The oxygen content of the Inert Gas supplied to cargo tanks should be 5% or less. However, it is to be noted that too less content of oxygen in the IG would introduce other impurities into the cargo tanks.
After efficient scrubbing of the inert gas, the typical constituents of a flue gas are :
- Nitrogen (N)- 83%
- Carbon Dioxide (CO2)- 12-14%
- Oxygen( O2) 2-4%
- Sulphur Dioxide (SO2) 50 ppm
- Carbon Monoxide (CO) Trace
- Nitrogen Oxides ( NOx ) 300 ppm
- Water Vapour (H2O) Trace (hIGh, if not effectively dried)
- Ash and Soot C Traces
- Density 1.044 (heavier than air)
Inert condition means a condition in which the oxygen content throughout the atmosphere of a tank has been reduced to 8% or less by volume by addition of inert gas .
Points to pounder for inert gas :
Inert gas systems on ships Inert gas is produced on board of mainly crude of oil carriers, gas carriers and Chemical carriers, and in Bulk carriers when carrying fish flower, and in refrIGerating ships when carrying fruit products, by using either a flue gas system or by burning Marine Diesel Oil ( MDO or MGO) in a dedicated inert gas generator, or produced clean Nitrogen by an dedicated Nitrogen Generator.
IG keeps the oxygen content of the tank/cargo hold atmosphere below 8%, thus making any air/hydrocarbon gas mixture in the tank too lean to IGnite. IG is most important during discharging of cargo on tankers and during the ballast voyage when more cargo and/or hydrocarbon vapour is likely to be present in the tank atmosphere.
Inert gas can also be used to purge the tank of the volatile atmosphere in preparation for gas freeing – replacing the atmosphere with breathable air – or vice versa.

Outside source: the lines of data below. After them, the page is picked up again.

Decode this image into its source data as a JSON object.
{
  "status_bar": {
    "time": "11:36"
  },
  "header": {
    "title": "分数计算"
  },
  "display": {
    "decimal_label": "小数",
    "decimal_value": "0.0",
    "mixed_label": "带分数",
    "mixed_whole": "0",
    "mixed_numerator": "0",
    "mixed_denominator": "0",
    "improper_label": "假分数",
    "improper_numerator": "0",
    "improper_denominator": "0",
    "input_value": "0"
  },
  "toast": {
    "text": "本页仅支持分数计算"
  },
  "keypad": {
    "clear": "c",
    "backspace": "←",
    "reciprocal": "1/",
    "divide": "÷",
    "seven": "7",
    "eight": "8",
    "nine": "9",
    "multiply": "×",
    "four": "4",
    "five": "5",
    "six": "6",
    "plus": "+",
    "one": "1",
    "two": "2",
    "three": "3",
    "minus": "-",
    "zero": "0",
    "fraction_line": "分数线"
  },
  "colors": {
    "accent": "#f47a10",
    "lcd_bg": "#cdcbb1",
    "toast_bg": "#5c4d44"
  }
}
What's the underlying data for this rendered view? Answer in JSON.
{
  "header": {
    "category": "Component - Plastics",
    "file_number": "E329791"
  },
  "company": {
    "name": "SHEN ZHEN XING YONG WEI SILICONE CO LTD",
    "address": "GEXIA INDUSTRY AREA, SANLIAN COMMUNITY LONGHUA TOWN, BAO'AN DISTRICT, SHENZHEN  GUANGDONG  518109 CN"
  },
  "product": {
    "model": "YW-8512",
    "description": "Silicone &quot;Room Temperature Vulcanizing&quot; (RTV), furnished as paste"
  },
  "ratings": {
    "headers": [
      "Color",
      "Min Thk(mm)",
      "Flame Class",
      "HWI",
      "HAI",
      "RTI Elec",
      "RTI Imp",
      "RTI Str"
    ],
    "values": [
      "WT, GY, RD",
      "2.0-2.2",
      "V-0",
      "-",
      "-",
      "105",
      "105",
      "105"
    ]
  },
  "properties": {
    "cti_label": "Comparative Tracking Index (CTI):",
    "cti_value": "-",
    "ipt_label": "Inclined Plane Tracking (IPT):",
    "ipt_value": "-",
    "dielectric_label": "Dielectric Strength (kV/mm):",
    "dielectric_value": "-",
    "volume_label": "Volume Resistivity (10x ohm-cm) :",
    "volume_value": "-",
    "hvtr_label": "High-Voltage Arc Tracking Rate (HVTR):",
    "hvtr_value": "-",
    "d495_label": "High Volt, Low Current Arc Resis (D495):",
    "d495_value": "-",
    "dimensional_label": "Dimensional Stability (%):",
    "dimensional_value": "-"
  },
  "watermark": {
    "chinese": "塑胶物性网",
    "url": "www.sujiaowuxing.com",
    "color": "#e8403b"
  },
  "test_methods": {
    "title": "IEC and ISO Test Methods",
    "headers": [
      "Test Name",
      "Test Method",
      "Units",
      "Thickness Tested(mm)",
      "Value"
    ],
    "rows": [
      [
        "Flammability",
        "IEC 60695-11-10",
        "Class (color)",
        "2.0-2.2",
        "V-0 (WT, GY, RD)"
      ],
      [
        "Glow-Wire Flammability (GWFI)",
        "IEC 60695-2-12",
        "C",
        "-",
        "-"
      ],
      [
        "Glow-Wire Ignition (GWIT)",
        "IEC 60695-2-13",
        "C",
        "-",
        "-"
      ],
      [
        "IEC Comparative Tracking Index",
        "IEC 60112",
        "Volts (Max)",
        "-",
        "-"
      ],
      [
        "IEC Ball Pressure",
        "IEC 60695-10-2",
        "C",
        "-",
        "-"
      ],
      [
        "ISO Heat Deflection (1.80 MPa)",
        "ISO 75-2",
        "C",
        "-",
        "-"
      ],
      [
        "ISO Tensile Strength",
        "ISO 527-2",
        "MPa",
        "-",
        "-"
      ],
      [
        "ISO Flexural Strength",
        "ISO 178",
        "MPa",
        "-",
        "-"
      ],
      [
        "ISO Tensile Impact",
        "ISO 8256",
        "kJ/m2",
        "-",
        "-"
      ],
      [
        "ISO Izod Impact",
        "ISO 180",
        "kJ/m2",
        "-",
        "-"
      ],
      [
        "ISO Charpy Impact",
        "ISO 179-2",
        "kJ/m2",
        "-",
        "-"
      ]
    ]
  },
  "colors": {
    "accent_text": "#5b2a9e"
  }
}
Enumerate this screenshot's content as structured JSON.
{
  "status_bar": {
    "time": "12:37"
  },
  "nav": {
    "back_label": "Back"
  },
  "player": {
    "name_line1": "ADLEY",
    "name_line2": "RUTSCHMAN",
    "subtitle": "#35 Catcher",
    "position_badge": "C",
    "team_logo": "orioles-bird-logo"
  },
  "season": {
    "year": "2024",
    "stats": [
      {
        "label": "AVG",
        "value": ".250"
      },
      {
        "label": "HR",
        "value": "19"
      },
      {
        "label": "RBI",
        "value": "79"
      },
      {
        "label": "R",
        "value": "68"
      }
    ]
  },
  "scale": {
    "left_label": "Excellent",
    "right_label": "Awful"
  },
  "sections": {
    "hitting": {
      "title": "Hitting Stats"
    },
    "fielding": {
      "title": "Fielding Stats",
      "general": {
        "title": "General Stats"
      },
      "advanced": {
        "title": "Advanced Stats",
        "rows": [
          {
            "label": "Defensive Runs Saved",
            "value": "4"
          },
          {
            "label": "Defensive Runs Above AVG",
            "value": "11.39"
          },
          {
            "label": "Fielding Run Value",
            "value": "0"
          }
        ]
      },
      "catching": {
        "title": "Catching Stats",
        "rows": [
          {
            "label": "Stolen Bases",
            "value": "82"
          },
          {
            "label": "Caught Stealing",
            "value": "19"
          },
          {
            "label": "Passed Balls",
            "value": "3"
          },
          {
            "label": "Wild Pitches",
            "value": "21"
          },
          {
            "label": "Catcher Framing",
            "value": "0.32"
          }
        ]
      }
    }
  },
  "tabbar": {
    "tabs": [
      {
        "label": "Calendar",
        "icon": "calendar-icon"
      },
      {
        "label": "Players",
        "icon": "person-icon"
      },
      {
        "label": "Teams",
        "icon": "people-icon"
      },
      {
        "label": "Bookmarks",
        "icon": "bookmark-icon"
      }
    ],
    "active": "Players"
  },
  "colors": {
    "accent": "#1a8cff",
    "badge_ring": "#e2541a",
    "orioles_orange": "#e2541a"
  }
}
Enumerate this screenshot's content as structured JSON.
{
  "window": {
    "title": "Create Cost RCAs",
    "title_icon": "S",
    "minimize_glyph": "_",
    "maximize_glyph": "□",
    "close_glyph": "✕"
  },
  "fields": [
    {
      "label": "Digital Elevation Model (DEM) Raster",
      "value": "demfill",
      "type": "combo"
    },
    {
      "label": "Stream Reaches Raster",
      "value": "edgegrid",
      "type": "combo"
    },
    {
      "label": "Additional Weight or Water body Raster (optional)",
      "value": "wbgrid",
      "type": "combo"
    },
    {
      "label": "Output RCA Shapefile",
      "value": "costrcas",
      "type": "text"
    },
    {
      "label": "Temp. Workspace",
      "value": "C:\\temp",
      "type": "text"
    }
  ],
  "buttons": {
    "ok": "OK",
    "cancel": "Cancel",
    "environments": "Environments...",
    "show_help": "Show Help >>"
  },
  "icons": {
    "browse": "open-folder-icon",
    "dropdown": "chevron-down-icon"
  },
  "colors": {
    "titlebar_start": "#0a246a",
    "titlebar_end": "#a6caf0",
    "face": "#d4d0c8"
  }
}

Inert Gas can also be used for emptying cargo lines or Cargo pumps.
Sources of inert gas on tankers including combination carriers are: